The man who has climbed the highest peaks in Western Europe, New York State and the continental United States took on what might be his greatest challenge on Jan. 31. Joseph Saladino gave up his state Assembly seat and accepted the Oyster Bay Town Board’s nomination to serve as supervisor of the township whose debt has surpassed $700 million and financial practices earned it, in April 2016, a junk bond rating from Standard & Poor’s.
Saladino replaces longtime Supervisor John Venditto, who resigned Jan. 4 to defend himself against federal corruption charges. Venditto’s 10th term was to have ended this Dec. 31, and Saladino is expected to run for election in November.
A Republican who has served as District 9 representative since 2004, Saladino had shown up at one special and two regular town board meetings this month expecting to be nominated, but a lack of consensus on the board left the town without a full-time leader. Deputy Supervisor Joseph Muscarella has been serving as acting supervisor and called the special meeting on Tuesday to swear in Saladino.
Councilwoman Rebecca Alesia, who made the motion to nominate Saladino, took note of the criticism the board had received for its deliberate pace.
“Each and every one of my colleagues has the best interests of our residents in mind—and should not be criticized for having taken our time to reach such an important decision and one with far-reaching and important ramifications,” Alesia said.
She went on to praise Saladino, stating that “there can be no doubt that he has the stamina, passion and love for the town that this job requires.”
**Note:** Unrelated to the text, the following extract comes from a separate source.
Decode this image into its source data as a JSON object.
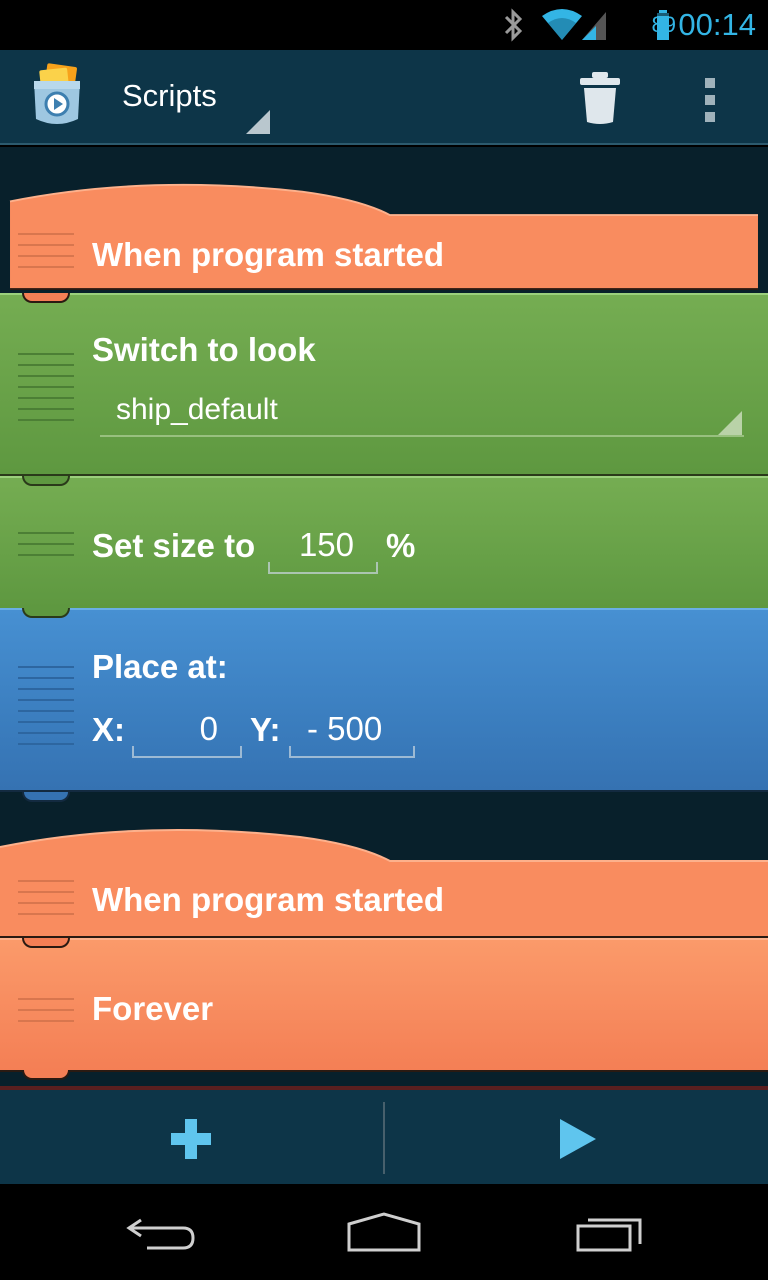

Alesia, Muscarella and councilmembers Chris Coschignano, Joe Pinto and Michele Johnson gave their assent to his nomination. Anthony Macagnone abstained.
After being sworn in by state Supreme Court Justice Stephen Bucaria, Saladino began his comments by quoting Mark Twain: “The two most important days in your life are the day you were born and the day you find out why.”
“This day, I found out why,” he went on. “I found out that my destiny is to come home and rebuild the Town of Oyster Bay. Today, we begin anew. Today, we begin to restore the people’s faith in the town government.”
Saladino warned that “under my administration we will have zero tolerance for inappropriate behavior and impropriety will not be tolerated—and no one is exempt.
“I will work to provide residents with an open, transparent government so that everyone will know what we are doing and why we are doing it,” he added.
He said he will devote himself to scrutinizing every aspect of governmental operations to save money and reduce the huge debt, protect taxpayers, improve efficiency and “make [the town] live within its means while still delivering top-notch services that residents have come to expect.”
“I fully realize the magnitude of the important responsibility that I have been entrusted with today,” Saladino told the assembled. “I promise I will not let you down…I will not let you down (with emphasis).”
Nassau County Legislator Laura Curran, a democratic candidate for county executive, released the following statement in response to Saladino’s appointment: “The secretive, backroom process that has resulted in this appointed Oyster Bay Town Supervisor is exactly what’s wrong with local government on Long Island today. As a taxpayer, the lack of transparency and accountability that has permeated Nassau County is beyond the pale—and Oyster Bay is no different. We need wholesale government reform in Nassau County and we need it now. I look forward to bringing a fresh start to our county so we can clean up the mess we have and start anew with inclusive, honest, and trustworthy government.”
Town of Oyster Bay Democratic Chairman David Gugerty released the following statement: “Groundhog Day came early for Oyster Bay’s taxpayers, and it looks like it will be at least another year of fiscal winter, with never ending taxes and junk bond status. Today’s appointment of career politician Joseph Saladino…is nothing more than taking a page out of the same old crony playbook that has led the town into financial ruin to begin with. It’s disheartening that the the best candidate the town’s board could come up with is the person who sat in the passenger seat for years as federally-indicted Supervisor John Venditto drove the Town of Oyster Bay off a devastating fiscal cliff.”
Gugerty added that his committee will be announcing its team of candidates in the coming weeks.